◆ **Raw data**:
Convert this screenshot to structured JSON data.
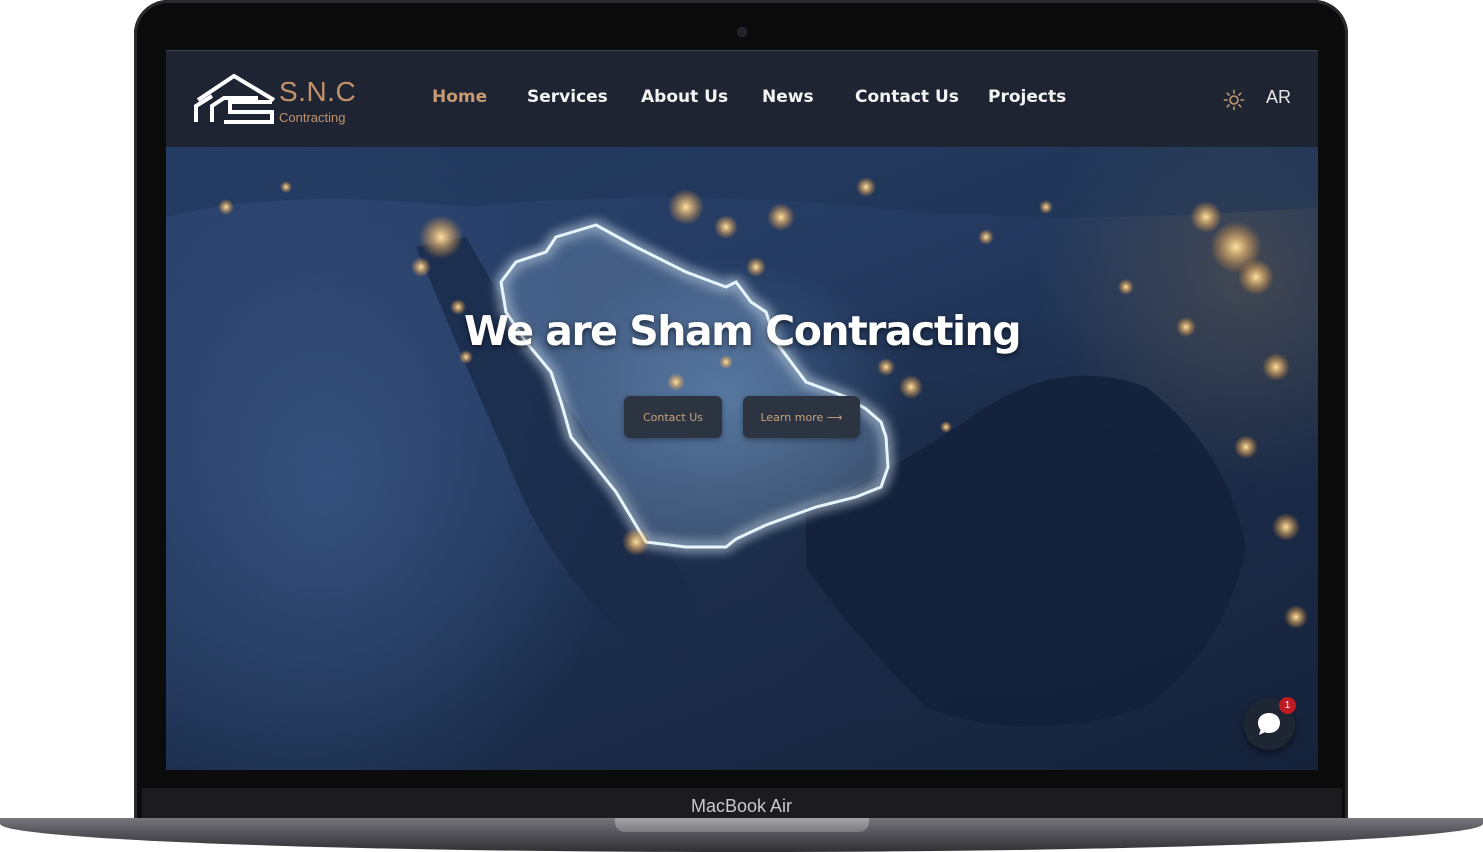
{
  "device": {
    "label": "MacBook Air"
  },
  "header": {
    "logo": {
      "title": "S.N.C",
      "subtitle": "Contracting"
    },
    "nav": [
      {
        "label": "Home",
        "active": true
      },
      {
        "label": "Services",
        "active": false
      },
      {
        "label": "About Us",
        "active": false
      },
      {
        "label": "News",
        "active": false
      },
      {
        "label": "Contact Us",
        "active": false
      },
      {
        "label": "Projects",
        "active": false
      }
    ],
    "theme_icon": "sun-icon",
    "language": "AR"
  },
  "hero": {
    "title": "We are Sham Contracting",
    "buttons": {
      "contact": "Contact Us",
      "learn_more": "Learn more ⟶"
    },
    "background": "night satellite map of the Arabian Peninsula with glowing border"
  },
  "chat": {
    "icon": "chat-bubble-icon",
    "badge_count": "1"
  },
  "colors": {
    "accent": "#c79a72",
    "navbar": "#1f2433",
    "button_bg": "#2b3440",
    "badge": "#c01a22"
  }
}
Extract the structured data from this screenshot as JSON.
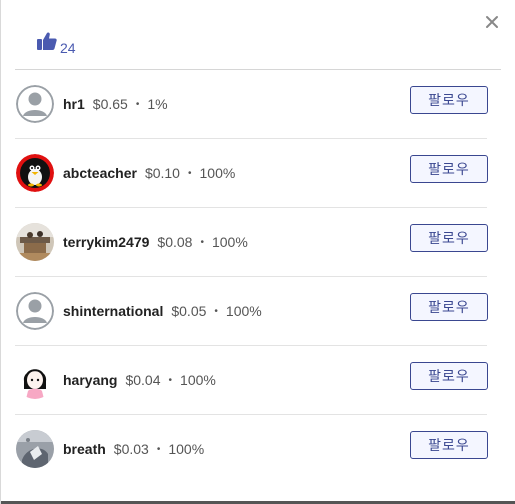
{
  "header": {
    "like_icon": "thumbs-up-icon",
    "like_count": "24",
    "close_icon": "close-icon"
  },
  "voters": [
    {
      "name": "hr1",
      "amount": "$0.65",
      "percent": "1%",
      "follow_label": "팔로우",
      "avatar": "default-avatar"
    },
    {
      "name": "abcteacher",
      "amount": "$0.10",
      "percent": "100%",
      "follow_label": "팔로우",
      "avatar": "penguin-avatar"
    },
    {
      "name": "terrykim2479",
      "amount": "$0.08",
      "percent": "100%",
      "follow_label": "팔로우",
      "avatar": "photo-avatar"
    },
    {
      "name": "shinternational",
      "amount": "$0.05",
      "percent": "100%",
      "follow_label": "팔로우",
      "avatar": "default-avatar"
    },
    {
      "name": "haryang",
      "amount": "$0.04",
      "percent": "100%",
      "follow_label": "팔로우",
      "avatar": "girl-avatar"
    },
    {
      "name": "breath",
      "amount": "$0.03",
      "percent": "100%",
      "follow_label": "팔로우",
      "avatar": "photo-avatar"
    }
  ],
  "colors": {
    "accent": "#4a5ab0",
    "button_border": "#3a4790",
    "button_bg": "#f4f6ff"
  }
}
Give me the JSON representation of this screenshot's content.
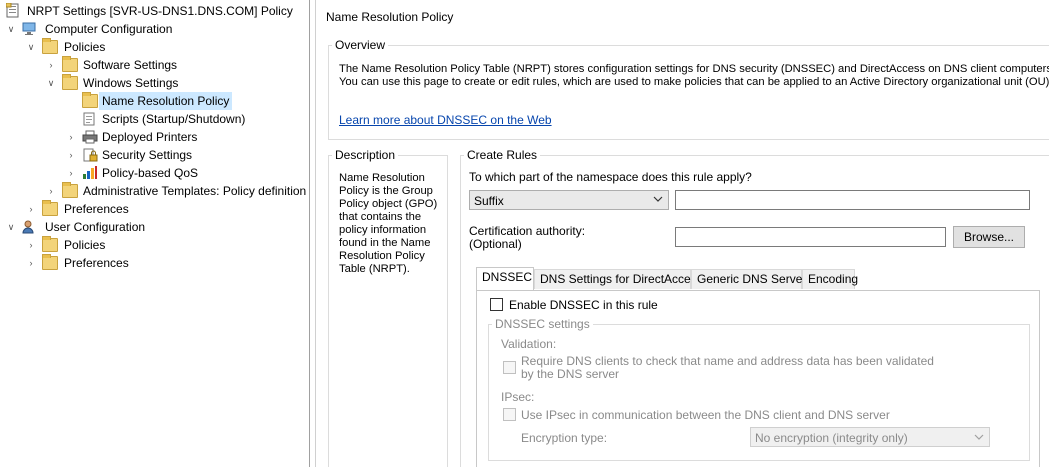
{
  "tree": {
    "root": "NRPT Settings [SVR-US-DNS1.DNS.COM] Policy",
    "computer_config": "Computer Configuration",
    "policies": "Policies",
    "software_settings": "Software Settings",
    "windows_settings": "Windows Settings",
    "name_resolution_policy": "Name Resolution Policy",
    "scripts": "Scripts (Startup/Shutdown)",
    "deployed_printers": "Deployed Printers",
    "security_settings": "Security Settings",
    "policy_qos": "Policy-based QoS",
    "admin_templates": "Administrative Templates: Policy definition",
    "preferences": "Preferences",
    "user_config": "User Configuration",
    "user_policies": "Policies",
    "user_preferences": "Preferences"
  },
  "right": {
    "header": "Name Resolution Policy",
    "overview": {
      "title": "Overview",
      "line1": "The Name Resolution Policy Table (NRPT) stores configuration settings for DNS security (DNSSEC) and DirectAccess on DNS client computers.",
      "line2": "You can use this page to create or edit rules, which are used to make policies that can be applied to an Active Directory organizational unit (OU).",
      "link": "Learn more about DNSSEC on the Web"
    },
    "description": {
      "title": "Description",
      "text": "Name Resolution Policy is the Group Policy object (GPO) that contains the policy information found in the Name Resolution Policy Table (NRPT)."
    },
    "create_rules": {
      "title": "Create Rules",
      "question": "To which part of the namespace does this rule apply?",
      "namespace_value": "Suffix",
      "namespace_input": "",
      "cert_label_1": "Certification authority:",
      "cert_label_2": "(Optional)",
      "cert_input": "",
      "browse": "Browse..."
    },
    "tabs": [
      "DNSSEC",
      "DNS Settings for DirectAccess",
      "Generic DNS Server",
      "Encoding"
    ],
    "dnssec": {
      "enable": "Enable DNSSEC in this rule",
      "settings_title": "DNSSEC settings",
      "validation": "Validation:",
      "require_line1": "Require DNS clients to check that name and address data has been validated",
      "require_line2": "by the DNS server",
      "ipsec": "IPsec:",
      "use_ipsec": "Use IPsec in communication between the DNS client and DNS server",
      "encryption_label": "Encryption type:",
      "encryption_value": "No encryption (integrity only)"
    }
  }
}
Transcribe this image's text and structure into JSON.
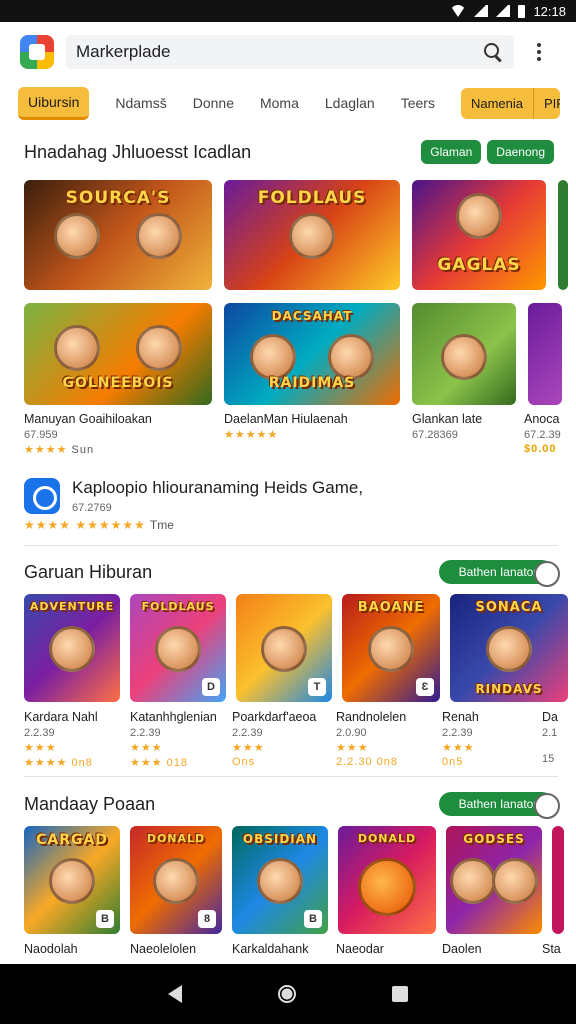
{
  "status_bar": {
    "time": "12:18"
  },
  "search": {
    "value": "Markerplade"
  },
  "tabs": {
    "items": [
      "Uibursin",
      "Ndamsš",
      "Donne",
      "Moma",
      "Ldaglan",
      "Teers"
    ],
    "group": [
      "Namenia",
      "PIP"
    ]
  },
  "section1": {
    "title": "Hnadahag Jhluoesst Icadlan",
    "chips": [
      "Glaman",
      "Daenong"
    ],
    "top_cards": [
      "SOURCA'S",
      "FOLDLAUS",
      "GAGLAS"
    ],
    "bottom_cards": [
      "GOLNEEBOIS",
      "RAIDIMAS",
      "",
      ""
    ],
    "bottom_top_art": [
      "",
      "DACSAHAT",
      "",
      ""
    ],
    "labels": [
      {
        "title": "Manuyan Goaihiloakan",
        "sub": "67.959",
        "stars": "★★★★",
        "extra": "Sun"
      },
      {
        "title": "DaelanMan Hiulaenah",
        "sub": "",
        "stars": "★★★★★",
        "extra": ""
      },
      {
        "title": "Glankan late",
        "sub": "67.28369",
        "stars": "",
        "extra": ""
      },
      {
        "title": "Anoca",
        "sub": "67.2.39",
        "stars": "",
        "extra": "$0.00"
      }
    ]
  },
  "featured": {
    "title": "Kaploopio hliouranaming Heids Game,",
    "sub": "67.2769",
    "stars": "★★★★ ★★★★★★",
    "extra": "Tme"
  },
  "section2": {
    "title": "Garuan Hiburan",
    "toggle": "Bathen   Ianaton",
    "cards": [
      "ADVENTURE",
      "FOLDLAUS",
      "",
      "BAOANE",
      "SONACA"
    ],
    "cards_bottom": [
      "",
      "",
      "",
      "",
      "RINDAVS"
    ],
    "labels": [
      {
        "title": "Kardara Nahl",
        "sub": "2.2.39",
        "stars": "★★★",
        "extra": "★★★★ 0n8"
      },
      {
        "title": "Katanhhglenian",
        "sub": "2.2.39",
        "stars": "★★★",
        "extra": "★★★ 018"
      },
      {
        "title": "Poarkdarf'aeoa",
        "sub": "2.2.39",
        "stars": "★★★",
        "extra": "Ons"
      },
      {
        "title": "Randnolelen",
        "sub": "2.0.90",
        "stars": "★★★",
        "extra": "2.2.30 0n8"
      },
      {
        "title": "Renah",
        "sub": "2.2.39",
        "stars": "★★★",
        "extra": "0n5"
      },
      {
        "title": "Da",
        "sub": "2.1",
        "stars": "",
        "extra": "15"
      }
    ]
  },
  "section3": {
    "title": "Mandaay Poaan",
    "toggle": "Bathen   Ianaton",
    "cards": [
      "CARGAD",
      "DONALD",
      "OBSIDIAN",
      "DONALD",
      "GODSES",
      ""
    ],
    "labels": [
      "Naodolah",
      "Naeolelolen",
      "Karkaldahank",
      "Naeodar",
      "Daolen",
      "Sta"
    ]
  },
  "navbar": {
    "back": "back-icon",
    "home": "home-icon",
    "recent": "recent-icon"
  }
}
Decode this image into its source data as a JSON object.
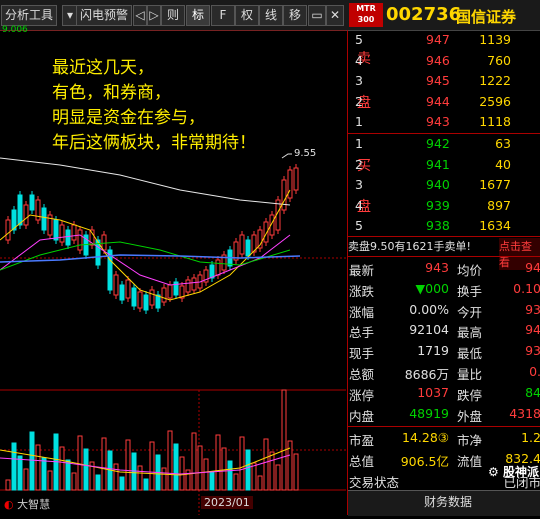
{
  "toolbar": {
    "tabs": [
      "分析工具",
      "闪电预警",
      "则",
      "标",
      "F",
      "权",
      "线",
      "移"
    ],
    "buttons": [
      "◁",
      "▷"
    ]
  },
  "stock": {
    "code": "002736",
    "name": "国信证券",
    "mtr_badge": "MTR 300"
  },
  "chart": {
    "top_label": "9.006",
    "price_high_label": "9.55",
    "bottom_label": "大智慧",
    "date_label": "2023/01"
  },
  "overlay": {
    "lines": [
      "最近这几天，",
      "有色，和券商，",
      "明显是资金在参与，",
      "年后这俩板块，非常期待！"
    ]
  },
  "sell_side": {
    "label_top": "卖",
    "label_bottom": "盘",
    "rows": [
      {
        "level": "5",
        "price": "947",
        "vol": "1139"
      },
      {
        "level": "4",
        "price": "946",
        "vol": "760"
      },
      {
        "level": "3",
        "price": "945",
        "vol": "1222"
      },
      {
        "level": "2",
        "price": "944",
        "vol": "2596"
      },
      {
        "level": "1",
        "price": "943",
        "vol": "1118"
      }
    ]
  },
  "buy_side": {
    "label_top": "买",
    "label_bottom": "盘",
    "rows": [
      {
        "level": "1",
        "price": "942",
        "vol": "63"
      },
      {
        "level": "2",
        "price": "941",
        "vol": "40"
      },
      {
        "level": "3",
        "price": "940",
        "vol": "1677"
      },
      {
        "level": "4",
        "price": "939",
        "vol": "897"
      },
      {
        "level": "5",
        "price": "938",
        "vol": "1634"
      }
    ]
  },
  "alert": {
    "text": "卖盘9.50有1621手卖单!",
    "button": "点击查看"
  },
  "quote": {
    "left": [
      {
        "label": "最新",
        "value": "943"
      },
      {
        "label": "涨跌",
        "value": "▼000"
      },
      {
        "label": "涨幅",
        "value": "0.00%"
      },
      {
        "label": "总手",
        "value": "92104"
      },
      {
        "label": "现手",
        "value": "1719"
      },
      {
        "label": "总额",
        "value": "8686万"
      },
      {
        "label": "涨停",
        "value": "1037"
      },
      {
        "label": "内盘",
        "value": "48919"
      }
    ],
    "right": [
      {
        "label": "均价",
        "value": "94"
      },
      {
        "label": "换手",
        "value": "0.10"
      },
      {
        "label": "今开",
        "value": "93"
      },
      {
        "label": "最高",
        "value": "94"
      },
      {
        "label": "最低",
        "value": "93"
      },
      {
        "label": "量比",
        "value": "0."
      },
      {
        "label": "跌停",
        "value": "84"
      },
      {
        "label": "外盘",
        "value": "4318"
      }
    ]
  },
  "fundamentals": [
    {
      "label": "市盈",
      "value": "14.28③",
      "label2": "市净",
      "value2": "1.2"
    },
    {
      "label": "总值",
      "value": "906.5亿",
      "label2": "流值",
      "value2": "832.4"
    },
    {
      "label": "交易状态",
      "value": "",
      "label2": "",
      "value2": "已闭市"
    }
  ],
  "footer": {
    "tab": "财务数据",
    "watermark": "股神派"
  },
  "colors": {
    "up": "#ff3c3c",
    "down": "#00d200",
    "accent": "#ffd700",
    "overlay_text": "#ffee00"
  }
}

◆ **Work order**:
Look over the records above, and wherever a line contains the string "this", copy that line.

◆ **Written answer**:
Convert this screenshot to structured JSON data.
Extract the structured data from this screenshot as JSON.
Give me the JSON representation of this screenshot's content.
      "line2": "You can use this page to create or edit rules, which are used to make policies that can be applied to an Active Directory organizational unit (OU).",
      "question": "To which part of the namespace does this rule apply?",
      "enable": "Enable DNSSEC in this rule",
Transcribe this image's text and structure into JSON.
Decode this image into its source data as a JSON object.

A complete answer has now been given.